By Leslie Sarasin, President and CEO, FMI, the Food Industry Association
This Labor Day, several dramatic elements are coming together in a way that should give the food industry new reasons to celebrate this holiday.
Let me set the stage for you. The first dramatic element is a powerful back drop that has been established by the food industry’s heroic performance throughout the varied ups and downs, ins-and-outs of the pandemic. Regardless of what got tossed our way – new safety protocols, upsurges in demand, shifts in grocery delivery -- the food industry responded and has proven faithful to the task of keeping communities fed by being steadfast, resilient, flexible, and dedicated. The nation has noticed and, as a result, respect for those laboring in the food industry is at an all-time high. There’s definitely some love out there for the industry.
The second element is a significant plot twist that is going to heighten the drama in the labor script. The federal government’s unemployment benefits are set to expire on Labor Day, leaving millions of unemployed Americans searching for their next career come this fall.
That brings us to the third dramatic element, which is the character development aspect of the drama we find ourselves embracing.
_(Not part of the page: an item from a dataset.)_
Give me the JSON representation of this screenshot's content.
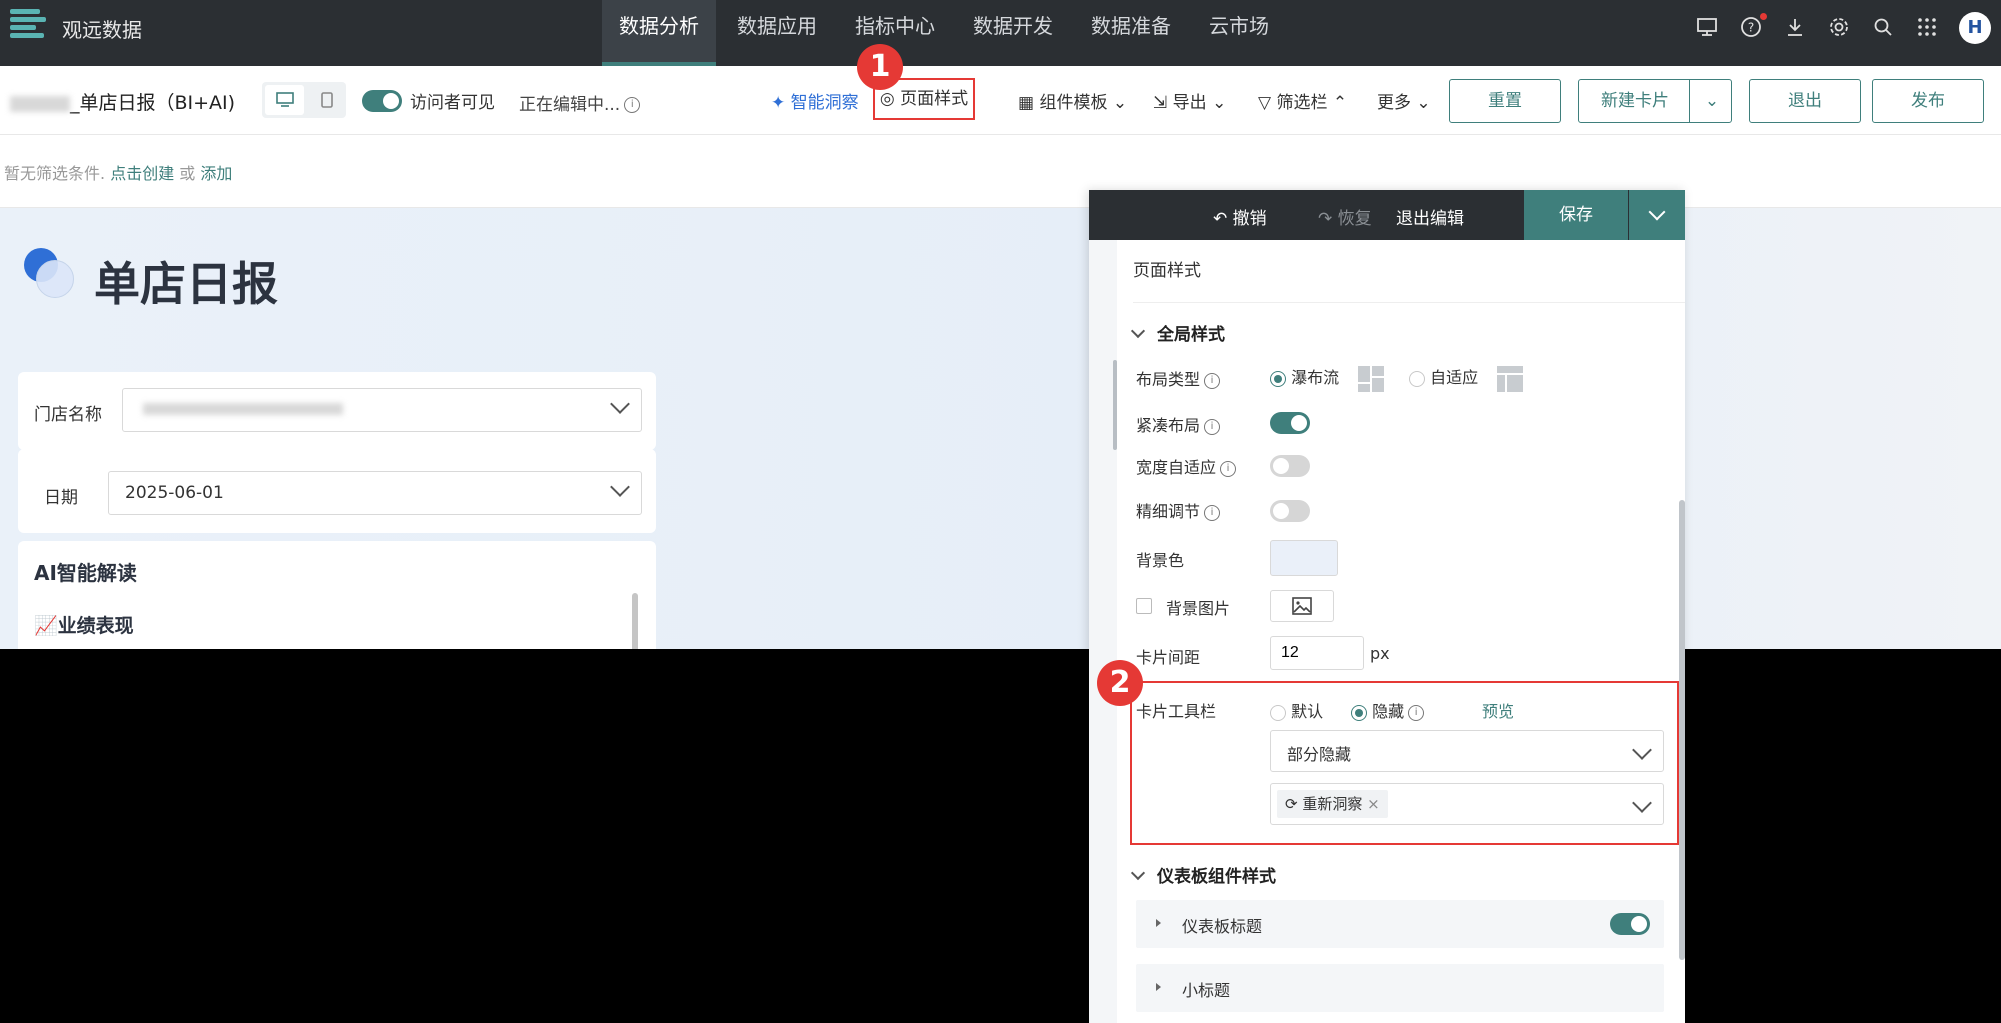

One of the many indelible marks the pandemic has left on the American psyche is a soul -searching reflection about the nature of work and the causes in which we wish to invest our time and talent. Individuals are thinking more deeply about where, how, and why they work. They want a job that pays well and has the promise of personal development and professional advancement, but they also want their work to mean something, to somehow contribute to the greater good. They want to love what they labor at and feel their efforts make a difference.
The piece that remains for the industry is to put all these theatrical elements together in a groundbreaking way, a way that helps the employment-searching public recognize that the food industry has developed well beyond being the place of “starter roles” and has blossomed into a complex vocational system with career opportunities in a multitude of areas. Those who still consider grocery work to be can-stacking need to be enlightened that the food industry now has technology career paths, diverse openings in health and wellbeing, and increased opportunities in personnel management, financial administration, logistics proficiency, and culinary expertise. And that’s just the beginning of the list of employment possibilities our industry is seeking to fill.
Many FMI members are making significant headway in re-shaping the way food industry careers are perceived by making noteworthy investments in educational opportunities for their employees. Others are designating significant budget dollars to increased employment benefits, intern programs and educational incentives. Several member companies frequently make the list of “100 Best Places to Work” and thus help improve the industry image as not just being the place where careers begin, but a place where careers are made.
Examine and invest in the future of work with us through insights, training and education. The next act in the food industry labor drama is about to begin. Is your company ready to have the spotlight thrown your way and play an award-winning role?